By the time the campaign was over, it was no secret that the CIA and defense establishments were skeptics and against many of his more radical plans. Unfortunately, a byproduct of this distrust is a renewed vulnerability to foreign terrorists. Obama alienated the front line, his boots on the ground. <p> Obama's presidency was not helped by his decision to neglect meeting with Gen. Stanley McChrystal, the chief general in Afghanistan, until almost nine months into his term. During this extended period, Obama bothered to speak with his general only once over the phone. This lack of communication violated Obama's campaign promise to listen to America's generals. To compound this error, Obama dithered, taking months to finalize a new strategy for his Afghan offensive.
Obama also instructed Attorney General Eric Holder to pursue an irresponsible investigation of the methods used to interrogate suspected terrorists after 9/11. The interrogation probe, which is largely seen as a witch-hunt against George W. Bush's administration, is opposed by seven former CIA chiefs from both political parties. Obama brazenly ignored the warnings of these bipartisan experts and has allowed Holder a free hand.
On December 29, Obama issued Executive Order 13526 which declassifies the most sensitive of national secrets, including the daily presidential briefing. By issuing this controversial executive order, and rolling back precedents set by the Clinton and Bush administrations, Obama is further threatening his relationship with the intelligence community. By divulging sensitive documents, the methods and contacts of U.S. spies become part of the public record. His decision creates an incentive for the agencies to withhold or hide information. Naturally, spies never want to years later appear on the front page of the newspaper to have their decisions critiqued by the uninformed.
Obama's reaction to the underwear bomber has further strained relations. He condemned what he called "systemic failures" in the CIA and other U.S. intelligence agencies for failing to "connect the dots," and announced "he would not tolerate it." This is a classic example of passing the buck. CIA officials had sent all relevant data to the U.S. National Counterterrorism Center in Washington, which was set up after the 9/11 attacks as a clearinghouse where raw data should be analyzed. Ironically, the Obama administration had planned deep budget cuts for the NCTC before the terrorist attack.
Obama has also met tough resistance in the Pentagon for his pipe dream of a nuclear-free world. Obama loves traveling the world making silve- tongued promises which are dangerous. For example, Obama wants to unilaterally disarm in the hopes that our enemies follow suit. The second contentious part of Obama's policy is to issue strict guidelines that lay out in detail to the public when the United States would use nuclear weapons.
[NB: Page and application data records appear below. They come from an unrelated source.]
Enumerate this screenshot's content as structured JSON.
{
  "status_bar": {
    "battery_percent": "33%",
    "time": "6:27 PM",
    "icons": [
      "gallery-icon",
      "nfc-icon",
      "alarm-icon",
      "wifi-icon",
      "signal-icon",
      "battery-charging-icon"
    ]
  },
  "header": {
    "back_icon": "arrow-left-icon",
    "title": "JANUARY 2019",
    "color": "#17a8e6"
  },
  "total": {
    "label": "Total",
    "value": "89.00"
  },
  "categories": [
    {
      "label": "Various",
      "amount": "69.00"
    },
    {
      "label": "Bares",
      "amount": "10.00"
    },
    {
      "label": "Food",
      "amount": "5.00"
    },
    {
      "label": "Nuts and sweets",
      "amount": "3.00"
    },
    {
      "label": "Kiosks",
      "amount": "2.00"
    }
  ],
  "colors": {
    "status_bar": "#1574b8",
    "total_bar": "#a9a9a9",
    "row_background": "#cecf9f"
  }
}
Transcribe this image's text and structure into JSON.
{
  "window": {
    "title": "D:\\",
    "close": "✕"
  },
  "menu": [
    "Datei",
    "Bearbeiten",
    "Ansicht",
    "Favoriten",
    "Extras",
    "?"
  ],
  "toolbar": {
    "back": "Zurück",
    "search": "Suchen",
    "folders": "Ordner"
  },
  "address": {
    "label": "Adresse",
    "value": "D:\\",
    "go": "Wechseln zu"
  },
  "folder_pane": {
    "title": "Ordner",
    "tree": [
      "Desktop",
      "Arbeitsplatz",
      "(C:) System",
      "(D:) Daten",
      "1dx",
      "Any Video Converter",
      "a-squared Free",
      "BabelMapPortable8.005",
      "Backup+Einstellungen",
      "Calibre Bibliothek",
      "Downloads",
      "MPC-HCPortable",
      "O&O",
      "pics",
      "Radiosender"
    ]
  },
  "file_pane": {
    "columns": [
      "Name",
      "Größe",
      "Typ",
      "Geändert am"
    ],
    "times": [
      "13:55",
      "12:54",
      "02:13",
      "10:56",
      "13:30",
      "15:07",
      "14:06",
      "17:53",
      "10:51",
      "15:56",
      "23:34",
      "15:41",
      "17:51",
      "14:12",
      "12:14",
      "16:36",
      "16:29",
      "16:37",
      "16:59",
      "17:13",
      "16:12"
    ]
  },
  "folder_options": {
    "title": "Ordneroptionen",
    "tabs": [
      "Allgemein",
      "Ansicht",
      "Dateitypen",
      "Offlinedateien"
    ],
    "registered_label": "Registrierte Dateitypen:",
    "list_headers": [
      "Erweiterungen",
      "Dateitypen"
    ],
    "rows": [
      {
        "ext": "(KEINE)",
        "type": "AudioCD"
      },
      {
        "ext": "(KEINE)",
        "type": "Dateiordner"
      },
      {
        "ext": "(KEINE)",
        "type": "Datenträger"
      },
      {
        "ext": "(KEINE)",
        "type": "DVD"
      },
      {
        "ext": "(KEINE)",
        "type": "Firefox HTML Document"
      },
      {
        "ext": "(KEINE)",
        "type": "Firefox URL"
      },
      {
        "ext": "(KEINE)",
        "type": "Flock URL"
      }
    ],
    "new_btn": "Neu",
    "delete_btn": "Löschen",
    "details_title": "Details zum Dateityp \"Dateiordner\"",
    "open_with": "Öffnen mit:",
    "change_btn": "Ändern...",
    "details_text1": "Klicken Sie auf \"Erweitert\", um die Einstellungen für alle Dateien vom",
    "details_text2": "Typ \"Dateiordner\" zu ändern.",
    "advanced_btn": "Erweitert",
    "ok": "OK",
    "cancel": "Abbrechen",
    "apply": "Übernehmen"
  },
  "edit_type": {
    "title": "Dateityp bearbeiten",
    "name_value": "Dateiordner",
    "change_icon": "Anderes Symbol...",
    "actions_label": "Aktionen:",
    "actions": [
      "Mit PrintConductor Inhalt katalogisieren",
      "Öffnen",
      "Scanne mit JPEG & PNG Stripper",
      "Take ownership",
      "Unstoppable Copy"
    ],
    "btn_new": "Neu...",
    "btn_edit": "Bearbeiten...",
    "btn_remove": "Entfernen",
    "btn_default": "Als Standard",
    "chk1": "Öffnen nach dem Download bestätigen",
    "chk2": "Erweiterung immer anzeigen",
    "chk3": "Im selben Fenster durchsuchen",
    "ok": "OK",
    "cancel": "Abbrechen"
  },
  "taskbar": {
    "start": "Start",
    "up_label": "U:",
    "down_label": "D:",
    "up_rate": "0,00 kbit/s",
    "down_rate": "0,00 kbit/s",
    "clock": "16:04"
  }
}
This policy is meaningless because our enemies won't believe our statements anyway. And, if we do follow these protocols, we will then be handcuffing ourselves as to when we'll protect the nation. Does anyone really believe that Obama, when he couldn't even get world leaders to agree to a global climate treaty, will be able to convince them to throw down their nuclear weapons?
Barack Obama with his managerial incompetence, his willingness to deflect blame onto others, and his utopian worldview, are alienating two of our important assets in the global war on terror. The bottom line is that this president is willing to sacrifice American lives in order pursue dangerous policies that are popular only with leftists worldwide.